A few minutes later, while squatting in the gravel behind the running car, retching so hard that my nose actually started to bleed—NO REALLY, IT STARTED TO BLEED—I considered that maybe this had been a bad idea. Not just the laying back in the car thing, but also that whole “Let’s have a baby” idea. It was just one big, fat, bad idea.  

But I was not alone in this big, fat, bad idea. I had grabbed my husband and locked him in the seat restraint right alongside me. I remember one night, I started a fight with him. Just out of the blue, I went COMPLETELY ape-pooh crazy.

At first, he valiantly tried to figure out what was wrong, so he could appease me. When that didn’t work, he began to argue his side, believing I’d eventually realize he was innocent. But I would have none of it, and quickly escalated into near hysteria. Finally, in complete anguish, he cried, “LIS! I DON’T KNOW WHAT TO DO! I REALLY DON’T KNOW WHAT TO DO! WHAT DO YOU WANT ME TO DO! WHAT CAN I DO? TELL ME! TELL ME SO I CAN FIX THIS!” 

The poor dear. 

I stormed up the stairs, sobbing and renting my garment, shouting that he’d never understand, and blah, blah, blah, a bunch of other trite, emotionally overwrought phrases that made matters worse. 

I locked myself in the bathroom for about an hour. There I went from weeping to whimpering to thinking to realizing to being absolutely humiliated that I had started the fight in the first place, on account of it was pretty clear to me then that I’d made the whole thing up.

So I opened the door, skipped down the stairs and, to his credit, found him still sitting there, unblinking, in the same spot I’d left him. He hadn’t even fled!  

I gave him a sheepish grin and said, “Sorry, hon. I don’t know what that was, but I’m better now. Wanna go eat?”

And eat we did. I ordered three bags of french fries. 

“I MEAN IT! GIVE ME THREE BAGS OF FRENCH FRIES!” snarled the pregnant demon from Hades.

We threw 2 and 2/3 away. But bless his heart for giving in to my unreasonable demand(s)...back then, and now...over and over and over again. And for taking my apology at face value every single time it is offered.

In the end, we ride this ride together, from one season to the next, looking back at our past lives with a soft focus lens. Beyond grateful that what seemed a big, fat, bad idea turned out four times over to be the best things we’ve ever done. 
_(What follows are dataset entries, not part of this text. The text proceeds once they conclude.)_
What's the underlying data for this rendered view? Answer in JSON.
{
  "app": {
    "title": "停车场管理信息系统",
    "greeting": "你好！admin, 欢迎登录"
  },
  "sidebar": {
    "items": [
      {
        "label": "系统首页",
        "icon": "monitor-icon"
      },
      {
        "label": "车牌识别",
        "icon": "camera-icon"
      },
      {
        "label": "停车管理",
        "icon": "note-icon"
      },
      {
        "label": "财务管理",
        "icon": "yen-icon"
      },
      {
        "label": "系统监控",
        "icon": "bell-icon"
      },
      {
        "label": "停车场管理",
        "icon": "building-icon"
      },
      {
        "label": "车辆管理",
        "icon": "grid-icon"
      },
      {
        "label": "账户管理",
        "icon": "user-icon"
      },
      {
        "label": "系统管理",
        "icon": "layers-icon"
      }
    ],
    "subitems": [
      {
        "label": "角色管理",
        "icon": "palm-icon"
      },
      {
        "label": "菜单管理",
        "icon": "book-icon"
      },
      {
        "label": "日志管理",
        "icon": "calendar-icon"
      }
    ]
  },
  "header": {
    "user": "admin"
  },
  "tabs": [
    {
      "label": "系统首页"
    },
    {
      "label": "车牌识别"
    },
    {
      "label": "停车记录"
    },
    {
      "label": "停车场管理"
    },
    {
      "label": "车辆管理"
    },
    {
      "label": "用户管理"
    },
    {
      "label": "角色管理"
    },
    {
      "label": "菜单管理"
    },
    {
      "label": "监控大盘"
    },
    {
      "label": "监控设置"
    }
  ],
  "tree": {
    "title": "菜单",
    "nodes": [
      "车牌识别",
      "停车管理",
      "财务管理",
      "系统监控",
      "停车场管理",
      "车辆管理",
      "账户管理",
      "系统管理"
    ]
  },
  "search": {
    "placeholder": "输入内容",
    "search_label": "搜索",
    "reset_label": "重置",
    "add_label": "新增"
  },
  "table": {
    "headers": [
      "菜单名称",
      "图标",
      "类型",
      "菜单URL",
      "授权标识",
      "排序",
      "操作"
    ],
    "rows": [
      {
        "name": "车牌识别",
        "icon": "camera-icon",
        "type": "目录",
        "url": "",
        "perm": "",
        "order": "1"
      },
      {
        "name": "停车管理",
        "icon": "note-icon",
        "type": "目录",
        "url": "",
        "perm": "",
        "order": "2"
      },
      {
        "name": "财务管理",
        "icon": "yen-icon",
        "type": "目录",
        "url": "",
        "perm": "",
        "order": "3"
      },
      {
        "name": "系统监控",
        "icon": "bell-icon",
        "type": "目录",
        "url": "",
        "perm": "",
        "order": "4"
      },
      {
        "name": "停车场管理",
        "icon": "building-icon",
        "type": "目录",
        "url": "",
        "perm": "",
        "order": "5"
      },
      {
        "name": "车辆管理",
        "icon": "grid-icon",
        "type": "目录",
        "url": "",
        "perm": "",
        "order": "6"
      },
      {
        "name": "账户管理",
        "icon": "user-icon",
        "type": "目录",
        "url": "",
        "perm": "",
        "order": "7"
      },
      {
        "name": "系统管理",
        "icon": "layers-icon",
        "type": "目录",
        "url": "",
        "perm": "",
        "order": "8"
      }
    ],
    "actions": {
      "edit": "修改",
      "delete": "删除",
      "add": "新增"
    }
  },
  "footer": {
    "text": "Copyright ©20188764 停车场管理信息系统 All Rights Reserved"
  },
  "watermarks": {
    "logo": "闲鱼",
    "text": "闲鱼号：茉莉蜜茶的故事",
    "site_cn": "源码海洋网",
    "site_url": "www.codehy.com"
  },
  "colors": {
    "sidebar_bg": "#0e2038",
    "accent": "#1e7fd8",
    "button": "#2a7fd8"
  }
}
Which is why I continue to lie to the next generation about what they can expect when they’re expecting. It turns out I was once somebody’s big, fat, bad idea. And look how great this turned out!  :D